▼▼▼
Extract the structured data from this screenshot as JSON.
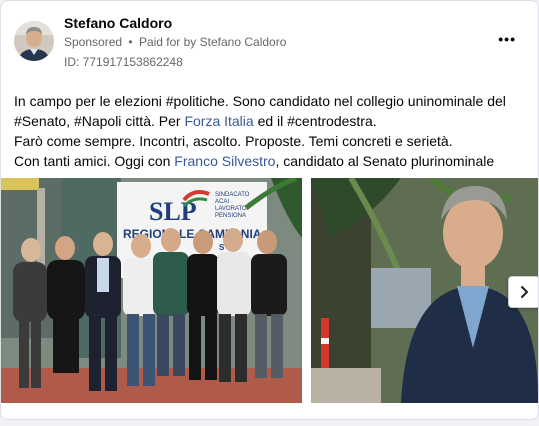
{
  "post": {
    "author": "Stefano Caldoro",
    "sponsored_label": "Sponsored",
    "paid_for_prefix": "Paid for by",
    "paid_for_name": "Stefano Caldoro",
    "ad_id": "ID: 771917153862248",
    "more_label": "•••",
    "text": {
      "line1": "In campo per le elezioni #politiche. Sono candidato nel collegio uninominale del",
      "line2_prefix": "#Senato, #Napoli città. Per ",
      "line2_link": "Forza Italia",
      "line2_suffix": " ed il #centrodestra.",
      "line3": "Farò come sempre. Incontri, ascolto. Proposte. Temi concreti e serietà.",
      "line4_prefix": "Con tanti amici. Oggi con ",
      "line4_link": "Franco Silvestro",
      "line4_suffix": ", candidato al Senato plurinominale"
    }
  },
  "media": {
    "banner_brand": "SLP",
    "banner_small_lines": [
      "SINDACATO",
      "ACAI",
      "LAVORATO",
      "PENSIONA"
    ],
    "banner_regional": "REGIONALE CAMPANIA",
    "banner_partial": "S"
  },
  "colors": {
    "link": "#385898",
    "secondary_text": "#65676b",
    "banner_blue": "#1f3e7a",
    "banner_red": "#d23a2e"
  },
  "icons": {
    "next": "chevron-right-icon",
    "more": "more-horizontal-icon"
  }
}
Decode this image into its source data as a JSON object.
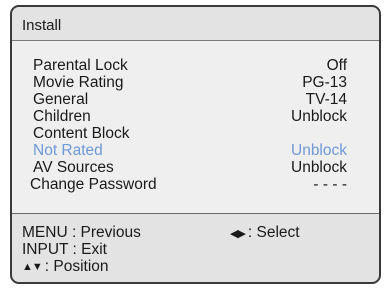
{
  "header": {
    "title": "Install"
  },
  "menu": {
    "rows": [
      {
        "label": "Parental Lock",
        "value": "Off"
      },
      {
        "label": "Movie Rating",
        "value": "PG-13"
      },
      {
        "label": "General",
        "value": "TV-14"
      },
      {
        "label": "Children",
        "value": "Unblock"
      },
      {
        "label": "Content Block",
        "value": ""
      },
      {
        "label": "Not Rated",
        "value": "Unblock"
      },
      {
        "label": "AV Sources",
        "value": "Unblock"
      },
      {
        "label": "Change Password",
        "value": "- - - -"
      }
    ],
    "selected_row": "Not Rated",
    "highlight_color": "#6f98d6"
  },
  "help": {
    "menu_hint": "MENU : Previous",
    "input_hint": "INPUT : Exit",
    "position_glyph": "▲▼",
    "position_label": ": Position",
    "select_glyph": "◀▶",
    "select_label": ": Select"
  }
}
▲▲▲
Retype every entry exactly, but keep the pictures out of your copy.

Extract the structured data from this screenshot as JSON.
{
  "post": {
    "author": "Stefano Caldoro",
    "sponsored_label": "Sponsored",
    "paid_for_prefix": "Paid for by",
    "paid_for_name": "Stefano Caldoro",
    "ad_id": "ID: 771917153862248",
    "more_label": "•••",
    "text": {
      "line1": "In campo per le elezioni #politiche. Sono candidato nel collegio uninominale del",
      "line2_prefix": "#Senato, #Napoli città. Per ",
      "line2_link": "Forza Italia",
      "line2_suffix": " ed il #centrodestra.",
      "line3": "Farò come sempre. Incontri, ascolto. Proposte. Temi concreti e serietà.",
      "line4_prefix": "Con tanti amici. Oggi con ",
      "line4_link": "Franco Silvestro",
      "line4_suffix": ", candidato al Senato plurinominale"
    }
  },
  "media": {
    "banner_brand": "SLP",
    "banner_small_lines": [
      "SINDACATO",
      "ACAI",
      "LAVORATO",
      "PENSIONA"
    ],
    "banner_regional": "REGIONALE CAMPANIA",
    "banner_partial": "S"
  },
  "colors": {
    "link": "#385898",
    "secondary_text": "#65676b",
    "banner_blue": "#1f3e7a",
    "banner_red": "#d23a2e"
  },
  "icons": {
    "next": "chevron-right-icon",
    "more": "more-horizontal-icon"
  }
}
Decode this image into its source data as a JSON object.
{
  "header": {
    "title": "Install"
  },
  "menu": {
    "rows": [
      {
        "label": "Parental Lock",
        "value": "Off"
      },
      {
        "label": "Movie Rating",
        "value": "PG-13"
      },
      {
        "label": "General",
        "value": "TV-14"
      },
      {
        "label": "Children",
        "value": "Unblock"
      },
      {
        "label": "Content Block",
        "value": ""
      },
      {
        "label": "Not Rated",
        "value": "Unblock"
      },
      {
        "label": "AV Sources",
        "value": "Unblock"
      },
      {
        "label": "Change Password",
        "value": "- - - -"
      }
    ],
    "selected_row": "Not Rated",
    "highlight_color": "#6f98d6"
  },
  "help": {
    "menu_hint": "MENU : Previous",
    "input_hint": "INPUT : Exit",
    "position_glyph": "▲▼",
    "position_label": ": Position",
    "select_glyph": "◀▶",
    "select_label": ": Select"
  }
}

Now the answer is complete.